Work to complete —
Find all the lines in the entries below that hold the word "selected" and copy them.

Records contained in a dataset
########

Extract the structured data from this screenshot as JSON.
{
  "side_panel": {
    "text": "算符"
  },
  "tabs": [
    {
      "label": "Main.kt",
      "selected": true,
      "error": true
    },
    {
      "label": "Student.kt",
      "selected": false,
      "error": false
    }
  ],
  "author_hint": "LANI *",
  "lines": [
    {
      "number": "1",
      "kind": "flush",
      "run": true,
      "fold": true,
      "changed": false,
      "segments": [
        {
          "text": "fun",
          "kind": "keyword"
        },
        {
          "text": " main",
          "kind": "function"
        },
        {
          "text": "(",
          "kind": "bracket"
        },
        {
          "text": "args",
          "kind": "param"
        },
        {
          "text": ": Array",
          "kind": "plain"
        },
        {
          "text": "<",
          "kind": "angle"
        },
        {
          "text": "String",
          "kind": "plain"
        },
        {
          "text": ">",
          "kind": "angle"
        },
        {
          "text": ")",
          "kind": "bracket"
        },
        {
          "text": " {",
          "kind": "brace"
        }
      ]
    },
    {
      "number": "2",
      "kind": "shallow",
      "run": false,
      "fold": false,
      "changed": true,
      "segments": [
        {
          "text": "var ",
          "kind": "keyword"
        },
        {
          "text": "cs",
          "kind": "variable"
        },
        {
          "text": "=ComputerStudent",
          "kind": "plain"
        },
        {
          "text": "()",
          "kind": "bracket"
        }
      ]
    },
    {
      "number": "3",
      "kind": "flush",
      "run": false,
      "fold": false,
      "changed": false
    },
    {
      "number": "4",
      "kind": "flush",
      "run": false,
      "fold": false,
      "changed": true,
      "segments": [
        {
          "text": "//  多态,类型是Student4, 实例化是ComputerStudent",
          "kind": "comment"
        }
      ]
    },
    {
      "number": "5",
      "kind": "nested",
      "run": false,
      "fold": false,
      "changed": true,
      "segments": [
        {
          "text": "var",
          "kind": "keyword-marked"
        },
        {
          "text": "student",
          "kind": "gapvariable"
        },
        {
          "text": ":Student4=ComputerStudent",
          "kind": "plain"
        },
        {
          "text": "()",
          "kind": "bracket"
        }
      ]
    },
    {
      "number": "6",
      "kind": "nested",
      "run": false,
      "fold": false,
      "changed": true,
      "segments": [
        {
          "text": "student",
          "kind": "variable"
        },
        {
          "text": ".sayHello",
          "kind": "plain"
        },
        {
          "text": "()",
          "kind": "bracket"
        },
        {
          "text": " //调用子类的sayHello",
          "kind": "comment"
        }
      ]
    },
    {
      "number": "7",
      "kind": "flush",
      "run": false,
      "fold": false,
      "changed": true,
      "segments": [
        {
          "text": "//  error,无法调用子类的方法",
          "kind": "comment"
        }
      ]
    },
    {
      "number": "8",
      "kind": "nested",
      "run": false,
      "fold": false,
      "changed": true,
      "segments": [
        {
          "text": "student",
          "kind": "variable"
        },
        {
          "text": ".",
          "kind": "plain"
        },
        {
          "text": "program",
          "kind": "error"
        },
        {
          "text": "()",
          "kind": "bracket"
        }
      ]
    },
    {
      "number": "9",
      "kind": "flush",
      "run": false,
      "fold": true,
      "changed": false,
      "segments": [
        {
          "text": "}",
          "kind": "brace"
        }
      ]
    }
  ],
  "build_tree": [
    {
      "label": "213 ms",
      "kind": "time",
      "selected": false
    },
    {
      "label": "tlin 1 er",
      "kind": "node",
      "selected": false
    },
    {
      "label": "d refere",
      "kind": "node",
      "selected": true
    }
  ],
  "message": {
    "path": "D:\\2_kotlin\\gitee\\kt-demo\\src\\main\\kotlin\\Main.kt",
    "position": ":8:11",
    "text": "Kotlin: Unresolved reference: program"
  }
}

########

Result —
      "selected": true,
      "selected": false,
      "selected": false
      "selected": false
      "selected": true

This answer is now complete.